Carpal Tunnel Surgery
Kent Chou, MD, is an orthopedic hand surgeon on staff at Banner Estrella Medical Center.
Question: I have carpal tunnel and am told I need surgery to fix it. What can you tell me about this surgery and how long to I have to wait afterward before I can return to work?
Answer: Carpal tunnel syndrome is a very common condition, affecting up to ten percent of the population, and is caused by increased pressure on the median nerve in the wrist.
Symptoms may include wrist pain and numbness or tingling of the fingers, especially at night. Daytime symptoms may be associated with activities requiring prolonged gripping such as driving, holding a newspaper, or using a hair dryer. Carpal tunnel syndrome is more common in people who have diabetes, rheumatoid arthritis, or thyroid conditions. Hand use over time may also play a role in its development.
Carpal tunnel syndrom may be treated both non-surgically and surgically, depending on the severity and duration of the condition. Non-surgical treatments include wrist splinting, anti-inflammatory medication, and steroid or “cortisone” injections. These treatments are generally more effective if the condition is mild and has not been present for very long.

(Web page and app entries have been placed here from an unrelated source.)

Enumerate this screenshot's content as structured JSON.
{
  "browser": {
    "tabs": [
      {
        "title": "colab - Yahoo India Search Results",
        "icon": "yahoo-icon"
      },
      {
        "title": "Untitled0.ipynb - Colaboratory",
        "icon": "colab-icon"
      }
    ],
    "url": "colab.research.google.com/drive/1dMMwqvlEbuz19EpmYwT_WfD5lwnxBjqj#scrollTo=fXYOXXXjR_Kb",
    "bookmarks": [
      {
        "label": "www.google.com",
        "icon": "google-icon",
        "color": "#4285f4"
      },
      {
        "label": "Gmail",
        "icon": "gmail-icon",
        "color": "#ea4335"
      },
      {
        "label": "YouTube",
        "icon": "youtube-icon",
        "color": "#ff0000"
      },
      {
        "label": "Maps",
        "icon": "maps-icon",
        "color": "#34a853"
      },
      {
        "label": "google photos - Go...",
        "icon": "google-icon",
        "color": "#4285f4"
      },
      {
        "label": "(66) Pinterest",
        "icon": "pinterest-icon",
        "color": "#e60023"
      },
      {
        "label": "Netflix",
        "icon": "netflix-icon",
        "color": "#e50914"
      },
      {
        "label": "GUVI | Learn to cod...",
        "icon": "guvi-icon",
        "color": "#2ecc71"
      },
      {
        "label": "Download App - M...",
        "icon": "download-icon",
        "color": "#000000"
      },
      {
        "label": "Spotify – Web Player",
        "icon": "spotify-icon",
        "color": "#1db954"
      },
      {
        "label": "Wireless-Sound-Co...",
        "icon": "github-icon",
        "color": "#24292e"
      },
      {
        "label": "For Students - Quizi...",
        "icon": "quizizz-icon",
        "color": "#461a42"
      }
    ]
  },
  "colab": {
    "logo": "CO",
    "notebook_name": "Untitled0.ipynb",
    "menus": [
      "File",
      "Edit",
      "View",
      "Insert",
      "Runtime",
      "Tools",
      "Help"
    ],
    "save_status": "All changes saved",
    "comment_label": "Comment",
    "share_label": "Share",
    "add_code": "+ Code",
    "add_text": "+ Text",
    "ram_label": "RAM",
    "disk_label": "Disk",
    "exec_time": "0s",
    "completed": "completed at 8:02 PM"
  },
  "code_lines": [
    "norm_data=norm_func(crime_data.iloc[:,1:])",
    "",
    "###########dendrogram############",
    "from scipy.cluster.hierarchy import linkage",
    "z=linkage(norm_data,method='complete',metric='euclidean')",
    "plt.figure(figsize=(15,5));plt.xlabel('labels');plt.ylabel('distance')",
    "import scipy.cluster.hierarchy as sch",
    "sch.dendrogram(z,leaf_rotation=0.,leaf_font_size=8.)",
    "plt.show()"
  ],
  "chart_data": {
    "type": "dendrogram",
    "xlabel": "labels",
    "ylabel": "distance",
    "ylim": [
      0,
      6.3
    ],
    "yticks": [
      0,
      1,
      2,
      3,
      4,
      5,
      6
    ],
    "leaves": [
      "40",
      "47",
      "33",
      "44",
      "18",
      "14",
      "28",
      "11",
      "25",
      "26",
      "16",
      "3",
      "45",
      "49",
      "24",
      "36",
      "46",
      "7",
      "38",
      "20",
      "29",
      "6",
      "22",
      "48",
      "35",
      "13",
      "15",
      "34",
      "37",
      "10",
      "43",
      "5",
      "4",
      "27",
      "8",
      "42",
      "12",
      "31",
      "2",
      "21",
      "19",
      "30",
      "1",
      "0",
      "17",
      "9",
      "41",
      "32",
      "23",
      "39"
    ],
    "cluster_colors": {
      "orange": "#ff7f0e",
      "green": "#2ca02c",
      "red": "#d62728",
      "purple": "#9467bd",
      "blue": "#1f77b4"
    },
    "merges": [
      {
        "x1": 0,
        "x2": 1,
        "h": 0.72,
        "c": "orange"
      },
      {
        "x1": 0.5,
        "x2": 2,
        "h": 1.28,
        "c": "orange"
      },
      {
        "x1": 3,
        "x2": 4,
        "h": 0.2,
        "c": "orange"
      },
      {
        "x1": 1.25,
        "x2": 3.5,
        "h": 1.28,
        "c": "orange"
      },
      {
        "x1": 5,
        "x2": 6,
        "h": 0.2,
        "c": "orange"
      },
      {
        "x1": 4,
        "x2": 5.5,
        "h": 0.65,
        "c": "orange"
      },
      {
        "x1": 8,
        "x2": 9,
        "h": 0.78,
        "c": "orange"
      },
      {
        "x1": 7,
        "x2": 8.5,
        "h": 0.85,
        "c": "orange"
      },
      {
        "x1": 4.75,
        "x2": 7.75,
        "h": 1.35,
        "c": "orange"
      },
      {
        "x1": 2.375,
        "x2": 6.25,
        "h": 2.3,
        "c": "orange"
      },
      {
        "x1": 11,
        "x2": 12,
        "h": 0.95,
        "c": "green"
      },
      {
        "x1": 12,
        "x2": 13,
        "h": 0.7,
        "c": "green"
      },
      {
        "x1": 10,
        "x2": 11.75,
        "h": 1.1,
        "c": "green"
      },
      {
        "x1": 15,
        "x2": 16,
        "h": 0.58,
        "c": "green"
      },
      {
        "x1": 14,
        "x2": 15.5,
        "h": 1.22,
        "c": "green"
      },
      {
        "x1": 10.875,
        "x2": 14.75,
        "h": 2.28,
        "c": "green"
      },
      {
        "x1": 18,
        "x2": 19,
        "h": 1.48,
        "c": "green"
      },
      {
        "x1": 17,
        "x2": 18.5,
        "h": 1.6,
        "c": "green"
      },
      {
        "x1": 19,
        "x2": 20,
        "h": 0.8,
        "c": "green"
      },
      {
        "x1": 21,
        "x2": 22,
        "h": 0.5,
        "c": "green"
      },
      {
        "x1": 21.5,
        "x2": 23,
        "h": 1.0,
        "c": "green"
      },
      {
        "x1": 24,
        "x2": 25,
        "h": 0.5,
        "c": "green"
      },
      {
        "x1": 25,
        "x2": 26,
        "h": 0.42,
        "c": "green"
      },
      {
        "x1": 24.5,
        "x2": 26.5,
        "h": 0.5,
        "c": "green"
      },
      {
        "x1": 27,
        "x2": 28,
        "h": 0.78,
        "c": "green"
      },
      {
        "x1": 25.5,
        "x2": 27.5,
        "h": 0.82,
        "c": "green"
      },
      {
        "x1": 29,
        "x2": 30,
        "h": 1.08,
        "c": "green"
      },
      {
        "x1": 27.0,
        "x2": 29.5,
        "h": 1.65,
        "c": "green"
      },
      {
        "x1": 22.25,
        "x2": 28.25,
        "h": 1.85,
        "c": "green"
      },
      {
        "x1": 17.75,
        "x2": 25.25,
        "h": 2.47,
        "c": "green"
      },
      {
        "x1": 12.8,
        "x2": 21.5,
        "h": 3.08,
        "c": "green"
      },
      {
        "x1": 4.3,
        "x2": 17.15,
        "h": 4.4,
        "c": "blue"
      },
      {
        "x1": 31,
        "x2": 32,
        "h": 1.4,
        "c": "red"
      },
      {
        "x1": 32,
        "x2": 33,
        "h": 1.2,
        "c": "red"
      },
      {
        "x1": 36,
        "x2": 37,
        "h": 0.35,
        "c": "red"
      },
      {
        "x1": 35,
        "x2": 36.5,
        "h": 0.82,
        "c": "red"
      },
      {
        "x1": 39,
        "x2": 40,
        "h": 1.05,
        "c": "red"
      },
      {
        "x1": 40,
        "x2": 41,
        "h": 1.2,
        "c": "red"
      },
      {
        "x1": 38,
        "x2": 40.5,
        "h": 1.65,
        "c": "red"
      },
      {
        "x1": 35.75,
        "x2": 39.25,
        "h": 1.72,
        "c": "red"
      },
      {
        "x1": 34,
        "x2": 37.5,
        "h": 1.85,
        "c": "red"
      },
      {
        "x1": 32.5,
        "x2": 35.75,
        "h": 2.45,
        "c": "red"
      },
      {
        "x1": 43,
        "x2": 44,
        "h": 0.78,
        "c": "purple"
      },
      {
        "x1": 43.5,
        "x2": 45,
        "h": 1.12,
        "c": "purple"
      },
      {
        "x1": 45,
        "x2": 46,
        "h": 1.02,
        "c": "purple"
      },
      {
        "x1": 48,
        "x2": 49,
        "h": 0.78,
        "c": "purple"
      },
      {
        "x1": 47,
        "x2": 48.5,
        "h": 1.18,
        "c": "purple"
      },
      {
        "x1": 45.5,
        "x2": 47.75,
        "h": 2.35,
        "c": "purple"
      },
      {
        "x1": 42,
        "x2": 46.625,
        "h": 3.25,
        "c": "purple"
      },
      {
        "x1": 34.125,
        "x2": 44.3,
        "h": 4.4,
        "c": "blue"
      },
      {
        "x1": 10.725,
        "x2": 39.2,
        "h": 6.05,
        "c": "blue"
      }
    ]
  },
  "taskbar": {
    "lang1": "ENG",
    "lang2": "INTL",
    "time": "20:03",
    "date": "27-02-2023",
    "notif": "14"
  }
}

Surgery for carpal tunnel syndrome, called carpal tunnel release, involves cutting a tight band of tissue (the transverse carpal ligament) overlying the median nerve. The procedure can be performed in several different ways. Open carpal tunnel release requires an incision of 1 to 1½ inches in length at the base of the palm, and is the technique of choice for most surgeons.
Endoscopic carpal tunnel release was first described in the early 1990s and requires either one or two smaller incisions and the use of a small camera called an endoscope. Some studies have demonstrated a quicker return to work following endoscopic carpal tunnel release. Yet another technique is the minimally open or “mini-open” carpal tunnel release, which requires a small, ½-inch incision in the palm and utilizes a special set of instruments for isolating and dividing the transverse carpal ligament. Surgeons who favor this technique claim that it combines the advantages of the open and endoscopic techniques.
Although no surgical procedure is uniformly safe or successful, the results of carpal tunnel release are typically excellent, regardless of the specific technique used. Mini-open and endoscopic techniques require smaller skin incisions, but all three techniques require complete division of the transverse carpal ligament beneath the skin in order to be effective. Most people who undergo carpal tunnel release are able to return to work within a few weeks, depending on the nature of their jobs. Those who work at a desk can usually return to work within two to four weeks, while those with more strenuous occupations may need longer.
Carpal tunnel release generally cures the condition, although a small number of patients may experience recurrent symptoms later in life.